(Beginning of AVAILABLE DATA)

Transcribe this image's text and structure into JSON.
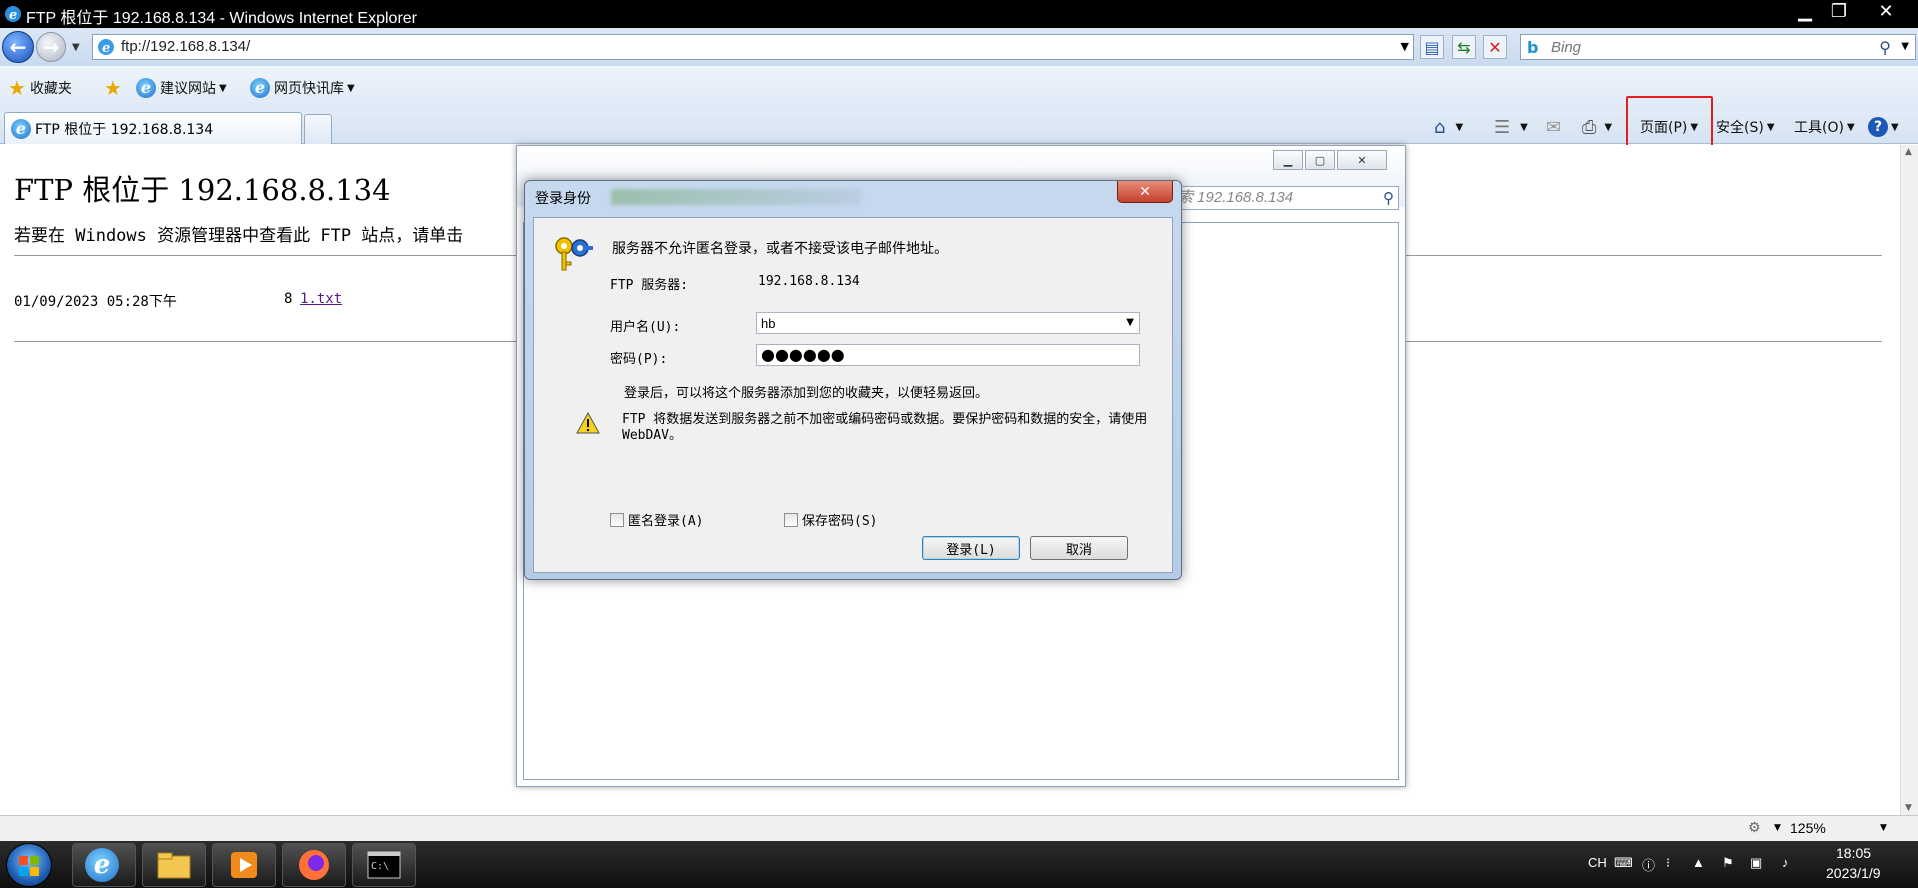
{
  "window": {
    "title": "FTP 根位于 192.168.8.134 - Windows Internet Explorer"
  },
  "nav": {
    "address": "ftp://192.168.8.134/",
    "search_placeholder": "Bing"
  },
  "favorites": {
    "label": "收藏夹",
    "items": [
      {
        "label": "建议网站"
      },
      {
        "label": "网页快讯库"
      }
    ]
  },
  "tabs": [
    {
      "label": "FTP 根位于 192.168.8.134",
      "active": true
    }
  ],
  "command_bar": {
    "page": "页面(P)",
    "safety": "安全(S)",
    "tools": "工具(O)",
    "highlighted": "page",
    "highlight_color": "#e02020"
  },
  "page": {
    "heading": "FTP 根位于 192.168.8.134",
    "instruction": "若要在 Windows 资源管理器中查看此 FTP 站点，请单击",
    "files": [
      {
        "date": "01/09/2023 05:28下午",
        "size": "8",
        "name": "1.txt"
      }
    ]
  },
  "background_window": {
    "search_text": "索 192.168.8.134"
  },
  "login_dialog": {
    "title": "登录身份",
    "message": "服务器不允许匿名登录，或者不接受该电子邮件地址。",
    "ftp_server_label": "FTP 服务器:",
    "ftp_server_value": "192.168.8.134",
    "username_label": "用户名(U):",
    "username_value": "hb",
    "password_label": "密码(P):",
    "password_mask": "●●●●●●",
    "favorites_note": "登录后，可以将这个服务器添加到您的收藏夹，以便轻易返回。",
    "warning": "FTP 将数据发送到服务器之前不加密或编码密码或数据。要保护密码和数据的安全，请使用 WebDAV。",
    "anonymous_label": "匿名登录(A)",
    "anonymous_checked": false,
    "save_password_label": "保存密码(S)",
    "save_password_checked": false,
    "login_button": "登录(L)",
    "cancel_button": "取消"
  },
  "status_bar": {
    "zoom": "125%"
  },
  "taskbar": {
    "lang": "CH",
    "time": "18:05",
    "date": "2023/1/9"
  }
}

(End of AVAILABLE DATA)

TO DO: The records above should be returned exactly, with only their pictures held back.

REPLY TO THE EXERCISE:
Transcribe this image's text and structure into JSON.
{
  "window": {
    "title": "FTP 根位于 192.168.8.134 - Windows Internet Explorer"
  },
  "nav": {
    "address": "ftp://192.168.8.134/",
    "search_placeholder": "Bing"
  },
  "favorites": {
    "label": "收藏夹",
    "items": [
      {
        "label": "建议网站"
      },
      {
        "label": "网页快讯库"
      }
    ]
  },
  "tabs": [
    {
      "label": "FTP 根位于 192.168.8.134",
      "active": true
    }
  ],
  "command_bar": {
    "page": "页面(P)",
    "safety": "安全(S)",
    "tools": "工具(O)",
    "highlighted": "page",
    "highlight_color": "#e02020"
  },
  "page": {
    "heading": "FTP 根位于 192.168.8.134",
    "instruction": "若要在 Windows 资源管理器中查看此 FTP 站点，请单击",
    "files": [
      {
        "date": "01/09/2023 05:28下午",
        "size": "8",
        "name": "1.txt"
      }
    ]
  },
  "background_window": {
    "search_text": "索 192.168.8.134"
  },
  "login_dialog": {
    "title": "登录身份",
    "message": "服务器不允许匿名登录，或者不接受该电子邮件地址。",
    "ftp_server_label": "FTP 服务器:",
    "ftp_server_value": "192.168.8.134",
    "username_label": "用户名(U):",
    "username_value": "hb",
    "password_label": "密码(P):",
    "password_mask": "●●●●●●",
    "favorites_note": "登录后，可以将这个服务器添加到您的收藏夹，以便轻易返回。",
    "warning": "FTP 将数据发送到服务器之前不加密或编码密码或数据。要保护密码和数据的安全，请使用 WebDAV。",
    "anonymous_label": "匿名登录(A)",
    "anonymous_checked": false,
    "save_password_label": "保存密码(S)",
    "save_password_checked": false,
    "login_button": "登录(L)",
    "cancel_button": "取消"
  },
  "status_bar": {
    "zoom": "125%"
  },
  "taskbar": {
    "lang": "CH",
    "time": "18:05",
    "date": "2023/1/9"
  }
}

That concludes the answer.